Summer steelhead fly.
Here’s the Rogue chinook fishing report from May 28. The Rogue’s flow was around 3,000 CFS. The water was clear. The chinook count at Gold Ray Dam was up to 4,000 Spring salmon. I saw only one Springer salmon, but the wildflowers along the Rogue were just beautiful. There seemed to be a theme of blue, violet and purple to the Rogue Valley flora.
The vetch was growing like crazy.
The common vetch plant seemed to be at a peak. I whole heartedly dislike this weed, though I understand you can eat it! My dislike stems from a time during my youth when I was called on to rid a corn field of the troublesome weed.
Miniature lupine sprouted up here and there.
The lupine plant, with flowers primarily blue with some white, were very common. As was the purple common Brodiaea with it’s long stem and six petal flowers. Pronounce “brody-uh.”
Single, bare stalk with a cluster of a few purple flowers.
The week began a period of afternoon thunder and lightening storms along the Rogue River. Here you can see the green landscape with the afternoon clouds building over the Cascade Mountains.
Lush green Rogue Valley landscape.
My trek to the river took me through some quieted , secluded, locations where live only minnows, crawdads, frogs, wood ducks and blue heron. I’ve seen Fall salmon in this creek.
A little side channel, home to many.
One little native that I could do without is the common mosquito. This time of year I always carry the little packets of Deep Woods Off. Nevertheless, a few get through.
Mosquitos are common during May & June.
Away from the water crossing, the trail takes me past more color. These lilac blooms appeared vividly blue under the intense rays of the Rogue Valley sun.
Lilac bush shines with blue flowers along the Rogue River.
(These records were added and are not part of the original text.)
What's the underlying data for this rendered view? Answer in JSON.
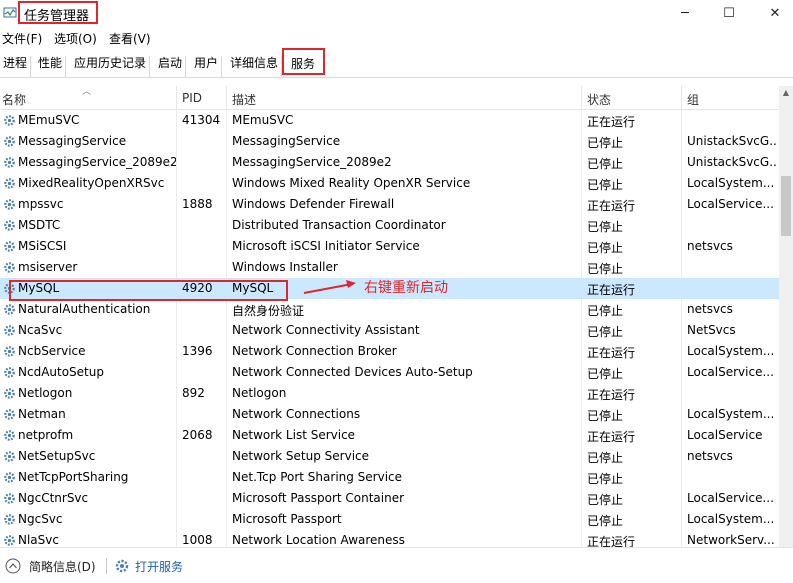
{
  "window": {
    "title": "任务管理器",
    "btn_min": "─",
    "btn_max": "☐",
    "btn_close": "✕"
  },
  "menu": [
    {
      "label": "文件(F)"
    },
    {
      "label": "选项(O)"
    },
    {
      "label": "查看(V)"
    }
  ],
  "tabs": [
    {
      "label": "进程"
    },
    {
      "label": "性能"
    },
    {
      "label": "应用历史记录"
    },
    {
      "label": "启动"
    },
    {
      "label": "用户"
    },
    {
      "label": "详细信息"
    },
    {
      "label": "服务"
    }
  ],
  "columns": {
    "name": "名称",
    "pid": "PID",
    "desc": "描述",
    "status": "状态",
    "group": "组"
  },
  "rows": [
    {
      "name": "MEmuSVC",
      "pid": "41304",
      "desc": "MEmuSVC",
      "status": "正在运行",
      "group": ""
    },
    {
      "name": "MessagingService",
      "pid": "",
      "desc": "MessagingService",
      "status": "已停止",
      "group": "UnistackSvcG..."
    },
    {
      "name": "MessagingService_2089e2",
      "pid": "",
      "desc": "MessagingService_2089e2",
      "status": "已停止",
      "group": "UnistackSvcG..."
    },
    {
      "name": "MixedRealityOpenXRSvc",
      "pid": "",
      "desc": "Windows Mixed Reality OpenXR Service",
      "status": "已停止",
      "group": "LocalSystem..."
    },
    {
      "name": "mpssvc",
      "pid": "1888",
      "desc": "Windows Defender Firewall",
      "status": "正在运行",
      "group": "LocalService..."
    },
    {
      "name": "MSDTC",
      "pid": "",
      "desc": "Distributed Transaction Coordinator",
      "status": "已停止",
      "group": ""
    },
    {
      "name": "MSiSCSI",
      "pid": "",
      "desc": "Microsoft iSCSI Initiator Service",
      "status": "已停止",
      "group": "netsvcs"
    },
    {
      "name": "msiserver",
      "pid": "",
      "desc": "Windows Installer",
      "status": "已停止",
      "group": ""
    },
    {
      "name": "MySQL",
      "pid": "4920",
      "desc": "MySQL",
      "status": "正在运行",
      "group": ""
    },
    {
      "name": "NaturalAuthentication",
      "pid": "",
      "desc": "自然身份验证",
      "status": "已停止",
      "group": "netsvcs"
    },
    {
      "name": "NcaSvc",
      "pid": "",
      "desc": "Network Connectivity Assistant",
      "status": "已停止",
      "group": "NetSvcs"
    },
    {
      "name": "NcbService",
      "pid": "1396",
      "desc": "Network Connection Broker",
      "status": "正在运行",
      "group": "LocalSystem..."
    },
    {
      "name": "NcdAutoSetup",
      "pid": "",
      "desc": "Network Connected Devices Auto-Setup",
      "status": "已停止",
      "group": "LocalService..."
    },
    {
      "name": "Netlogon",
      "pid": "892",
      "desc": "Netlogon",
      "status": "正在运行",
      "group": ""
    },
    {
      "name": "Netman",
      "pid": "",
      "desc": "Network Connections",
      "status": "已停止",
      "group": "LocalSystem..."
    },
    {
      "name": "netprofm",
      "pid": "2068",
      "desc": "Network List Service",
      "status": "正在运行",
      "group": "LocalService"
    },
    {
      "name": "NetSetupSvc",
      "pid": "",
      "desc": "Network Setup Service",
      "status": "已停止",
      "group": "netsvcs"
    },
    {
      "name": "NetTcpPortSharing",
      "pid": "",
      "desc": "Net.Tcp Port Sharing Service",
      "status": "已停止",
      "group": ""
    },
    {
      "name": "NgcCtnrSvc",
      "pid": "",
      "desc": "Microsoft Passport Container",
      "status": "已停止",
      "group": "LocalService..."
    },
    {
      "name": "NgcSvc",
      "pid": "",
      "desc": "Microsoft Passport",
      "status": "已停止",
      "group": "LocalSystem..."
    },
    {
      "name": "NlaSvc",
      "pid": "1008",
      "desc": "Network Location Awareness",
      "status": "正在运行",
      "group": "NetworkServ..."
    }
  ],
  "annotation": "右键重新启动",
  "statusbar": {
    "brief": "简略信息(D)",
    "open_services": "打开服务"
  },
  "colors": {
    "highlight": "#e0262b",
    "selected_row": "#cce8ff",
    "gear": "#4a7fb0"
  }
}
I have another name for the lilac bush and it is “the tick bush.” That is a name I learned in my youth, though I do not believe I have ever found a tick on the lilac bush! Funny how old memories and names persist. I encountered no ticks this day anywhere. The fragrance of the lilac blooms escaped me for at this point I was at full steam for the river.
The Rogue flowed majesticly, the water full and clear. If I could describe a most beautiful season of the Rogue River I think it would be late Spring. The trouble is that the Spring salmon do not bite. They are nothing like a summer steelhead which will gladly grab your feathered lure if given the offer. No, the salmon sulks low and deep, indifferent to all and to most particular…the fisherman. I cast many a mighty offering with the powerful switch rod. I watched the gravel bar crossing for hint of the invisible quarry. A trout or two succumbed to the tag-along G.R.Hare’s Ear. The main offering, a heavily weighted Salmon-Carpetbagger, went untouched. And then for a moment the river spoke. Through a patch of clear surface I saw a fish. A Spring chinook, of nearly twenty (20#) pound swam by my position. Restless, he or she was moving and moving around in my hole. That the salmon was headed down river when I saw it, I cared not, for a milling salmon is an active salmon. I continued to cast, but the river spoke no more to me this day.
A window opens briefly on the Rogue.